    • Kavanagh CA, Banco L. The infant walkers: a previously unrecognized health hazard. Am J Dis Child 1982l 136: 205-206.
    • Holm VA, Harthun-Smith L. Infant walkers and cerebral palsy. Am J Dis Child 1983; 137:1189-1190.
    • Reidnour MV. Infant walkers: developmental tool of inherent danger. Perceptual and Motor Skills 1982; 55: 1201-1202.
    • Siegel AC, Burton RV. Effects of baby walkers on motor and mental development in human infants. J Dev Behav Pediatr 1999; 20: 355-361.
    • Taylor B. Babywalkers BMJ 2002; 325:612.
    • Walker JM, Breau L, McNeill D. Hazardous baby walkers: a survey of use. Pediatric Physical Thearpy 1996; 8: 25-30.
  • Pathways Awareness Foundation
    • www.pathwaysawareness.org
  • Alternatives to the “Wait and See” Approach
    • Consider referring the parent to a
      • Developmental Pediatrician
      • Pediatric Neurologist
      • Developmental Evaluation Center: physical therapy, occupational therapy, speech therapy evaluation
  • Alternatives to the “Wait and See” Approach
    • Ask the parent to keep a detailed log of child’s typical and atypical behavior or movements between appointments
    • Schedule next well baby appointment earlier than usual – in two or three weeks versus two or three months
  • Alternatives to the “Wait and See” Approach

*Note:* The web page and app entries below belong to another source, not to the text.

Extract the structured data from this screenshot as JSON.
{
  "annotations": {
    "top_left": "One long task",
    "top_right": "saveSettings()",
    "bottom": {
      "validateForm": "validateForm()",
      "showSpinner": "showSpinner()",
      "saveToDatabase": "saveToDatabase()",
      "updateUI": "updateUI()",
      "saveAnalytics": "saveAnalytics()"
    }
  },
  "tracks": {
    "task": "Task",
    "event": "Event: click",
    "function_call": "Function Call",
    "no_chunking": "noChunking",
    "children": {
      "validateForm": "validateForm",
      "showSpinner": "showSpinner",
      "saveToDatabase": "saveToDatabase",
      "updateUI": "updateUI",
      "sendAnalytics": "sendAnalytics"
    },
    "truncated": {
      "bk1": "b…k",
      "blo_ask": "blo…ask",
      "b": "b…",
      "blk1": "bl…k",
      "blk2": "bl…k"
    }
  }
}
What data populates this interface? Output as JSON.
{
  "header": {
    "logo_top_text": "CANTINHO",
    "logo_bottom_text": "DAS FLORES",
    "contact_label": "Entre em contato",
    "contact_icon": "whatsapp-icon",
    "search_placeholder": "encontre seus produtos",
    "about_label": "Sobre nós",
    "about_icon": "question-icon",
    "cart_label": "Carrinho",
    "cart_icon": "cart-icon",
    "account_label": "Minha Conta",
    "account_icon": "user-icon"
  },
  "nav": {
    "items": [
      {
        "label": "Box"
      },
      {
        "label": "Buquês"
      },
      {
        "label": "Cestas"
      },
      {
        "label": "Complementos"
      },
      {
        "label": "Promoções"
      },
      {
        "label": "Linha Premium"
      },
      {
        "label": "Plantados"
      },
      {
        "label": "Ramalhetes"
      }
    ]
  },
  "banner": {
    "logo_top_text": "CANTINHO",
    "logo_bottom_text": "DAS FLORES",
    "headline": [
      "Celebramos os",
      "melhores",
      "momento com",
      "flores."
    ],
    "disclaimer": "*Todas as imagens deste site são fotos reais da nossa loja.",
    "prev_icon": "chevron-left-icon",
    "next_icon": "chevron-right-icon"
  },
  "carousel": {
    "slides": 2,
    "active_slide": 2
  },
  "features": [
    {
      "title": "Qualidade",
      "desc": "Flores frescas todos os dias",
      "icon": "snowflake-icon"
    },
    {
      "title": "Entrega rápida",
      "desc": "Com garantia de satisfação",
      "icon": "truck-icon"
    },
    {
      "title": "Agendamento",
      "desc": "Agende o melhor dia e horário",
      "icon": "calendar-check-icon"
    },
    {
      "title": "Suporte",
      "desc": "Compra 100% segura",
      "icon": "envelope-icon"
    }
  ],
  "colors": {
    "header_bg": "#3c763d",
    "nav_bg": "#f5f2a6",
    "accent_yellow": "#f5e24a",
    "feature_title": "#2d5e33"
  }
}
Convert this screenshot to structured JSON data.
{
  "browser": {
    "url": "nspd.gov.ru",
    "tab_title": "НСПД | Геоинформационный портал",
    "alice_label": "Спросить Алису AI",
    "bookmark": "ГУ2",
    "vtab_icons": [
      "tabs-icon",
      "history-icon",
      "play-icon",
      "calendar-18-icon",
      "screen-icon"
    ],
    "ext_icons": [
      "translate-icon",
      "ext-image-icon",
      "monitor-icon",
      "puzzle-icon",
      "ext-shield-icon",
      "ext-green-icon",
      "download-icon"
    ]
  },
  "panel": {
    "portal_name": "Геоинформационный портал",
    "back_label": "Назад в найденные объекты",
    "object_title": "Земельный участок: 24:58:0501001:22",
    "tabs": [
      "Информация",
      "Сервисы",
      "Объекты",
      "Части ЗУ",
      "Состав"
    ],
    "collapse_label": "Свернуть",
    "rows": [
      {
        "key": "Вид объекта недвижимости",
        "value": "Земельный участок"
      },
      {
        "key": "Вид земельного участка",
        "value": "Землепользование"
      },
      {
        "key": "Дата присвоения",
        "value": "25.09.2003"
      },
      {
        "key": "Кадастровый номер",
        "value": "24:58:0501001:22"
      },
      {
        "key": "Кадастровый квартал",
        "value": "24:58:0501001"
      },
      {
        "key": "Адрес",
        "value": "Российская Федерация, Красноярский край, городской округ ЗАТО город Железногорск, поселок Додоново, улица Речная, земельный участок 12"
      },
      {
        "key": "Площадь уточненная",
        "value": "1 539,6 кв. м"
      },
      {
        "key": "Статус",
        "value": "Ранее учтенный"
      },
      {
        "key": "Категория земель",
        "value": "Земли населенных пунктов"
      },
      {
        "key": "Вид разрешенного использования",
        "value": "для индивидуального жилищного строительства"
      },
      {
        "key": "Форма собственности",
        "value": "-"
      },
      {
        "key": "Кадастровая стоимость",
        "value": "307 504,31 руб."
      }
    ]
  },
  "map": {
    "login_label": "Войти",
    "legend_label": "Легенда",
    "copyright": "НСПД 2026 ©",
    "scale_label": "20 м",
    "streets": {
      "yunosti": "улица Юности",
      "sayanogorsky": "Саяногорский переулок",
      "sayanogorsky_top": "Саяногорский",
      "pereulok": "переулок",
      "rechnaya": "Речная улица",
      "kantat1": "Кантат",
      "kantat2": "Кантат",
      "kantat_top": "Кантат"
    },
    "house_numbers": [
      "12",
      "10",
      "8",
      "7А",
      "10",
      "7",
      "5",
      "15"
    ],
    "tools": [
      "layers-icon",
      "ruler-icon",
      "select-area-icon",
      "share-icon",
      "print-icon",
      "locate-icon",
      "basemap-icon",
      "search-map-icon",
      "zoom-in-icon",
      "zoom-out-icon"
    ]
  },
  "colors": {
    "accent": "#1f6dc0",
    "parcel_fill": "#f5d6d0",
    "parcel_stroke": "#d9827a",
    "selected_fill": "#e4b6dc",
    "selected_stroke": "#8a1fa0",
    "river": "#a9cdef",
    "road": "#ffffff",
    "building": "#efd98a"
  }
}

    • Become familiar with and use a developmental screening using a standardized test that you are familiar with (e.g. Denver Developmental Screening) noting any atypical movements or behaviors
    • Screen for developmental concerns early
    • Trust the parent’s instincts and concerns
    • Early Intervention
    • is the
    • BEST prevention!
  •